Three Doping Officials Resign Over Russian Scandal

The latest chapter of the Russian doping scandal shows how little power sports governing bodies really have

C'est la vie — REUTERS
Sep 06, 2016 at 12:09 PM ET

The participation of Russian swimmers in the Olympics last month has led to the resignation of three doping officials at FINA, the sport’s governing body. The chair, Andrew Pipe, and two other officials, Larry Bowers and Susan White, all quit the Doping Control Review Board while claiming their input was ignored, writing, “Despite the anti-doping expertise of the individuals that make up the DCRB, FINA chose to ignore our advice.”

After WADA’s McLaren Report unearthed evidence of systemic, state-sponsored cheating by Russian Olympic athletes, the International Olympic Committee delegated authority to determine eligibility to each sport’s international organization. FINA initially banned seven of the 37 Russian swimmers and charged its DCRB with investigating further. That ad hoc group unanimously agreed to a protocol for reinstatement, according to its letter, but that process was apparently ignored.

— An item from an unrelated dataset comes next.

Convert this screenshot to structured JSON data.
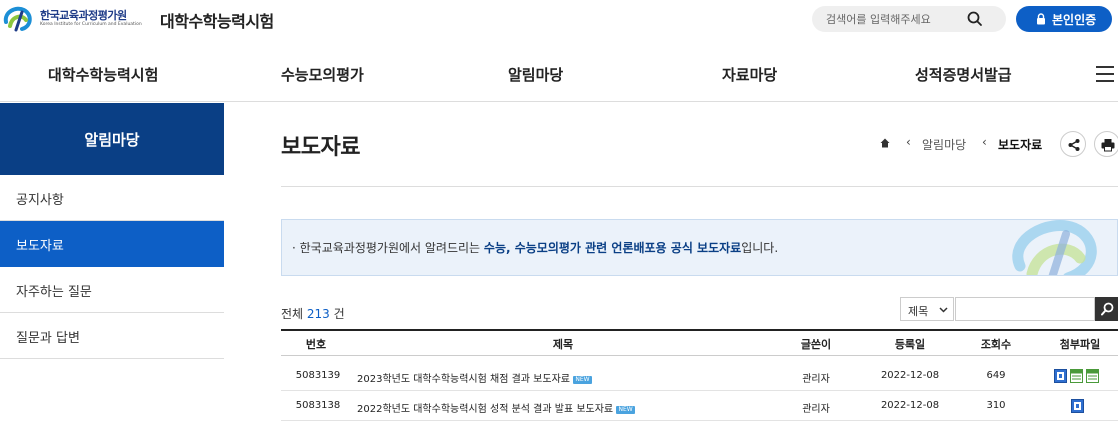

All seven of those swimmers, however, were ultimately reinstated—and done so quietly. FINA never announced their returns; the Russians simply appeared on race lists. Among them was Yulia Efimova, who went on to win two silver medals amidst public rebukes from American Lilly King.

The resigning officials wrote, “We learned of FINA’s decisions regarding the eligibility of Russian competitors only by observing the Olympic competition. We were disappointed to note that our recommendations were not followed—and even more disappointed to receive no specific response to a subsequent written request for information regarding the reasons for FINA’s decision.”

FINA’s executive director told the Wall Street Journal that an IOC panel was responsible, which suggests that the governing bodies may be more ceremonial than practical when it comes to the sport’s highest-profile competitions every four years.

FINA itself acknowledged as much, replying to the resignation letter by saying, “Concerning the claims expressed in their resignation letter, FINA would like to clarify that the Olympic Games are an IOC event. For Rio 2016, the decision on the participation of the Russian athletes has been made by the [Court of Arbitration in Sport] and the IOC. FINA fully respected and implemented their decisions. In this very complex process, FINA did express the DCRB position but our International Federation was not the body ultimately deciding the outcome on this matter.”

FINA president Julio C. Maglione wrote, “FINA always coordinates with all stakeholders in the sport movement to assure that transparency and zero tolerance in the fight against doping is in place, thus protecting the clean athletes. . . . Please rest assured that we will continue the same policy in fighting against doping without any limitation, equally applying the doping control rules to all athletes and all FINA Member Federations.”

Craig Lord, editor and writer at SwimVortex.com, asked why FINA couldn’t follow the lead of track’s governing body.

“Did you make any steps to investigate the claims that linked swimming to the very people at the heart of the Russian crisis in track and field, the very information that proved that this was about much more than athletics? . . . Maglione, you and your friends listen only to what you wish to hear and that has left you weak and incapable of representing the best interests of athletes, the prime asset of swimming: swimmers, past, current and future. Time for you to resign—and please take many of the sycophants in the seats beside you with you to a distant home for long-term gravy trainers.”

Lord, it should be noted, resigned from a FINA media commission in protest two years ago after the group awarded its highest recognition, the FINA Order, to—yep—Vladimir Putin himself. At the time, Maglione said, “The personal involvement of President Putin in this area greatly contributes to strengthen the fraternity between nations, improve the lifestyle and education of the youth in Russia and promote a healthier society, in a spirit of peace and friendship.”

How’d that all work out?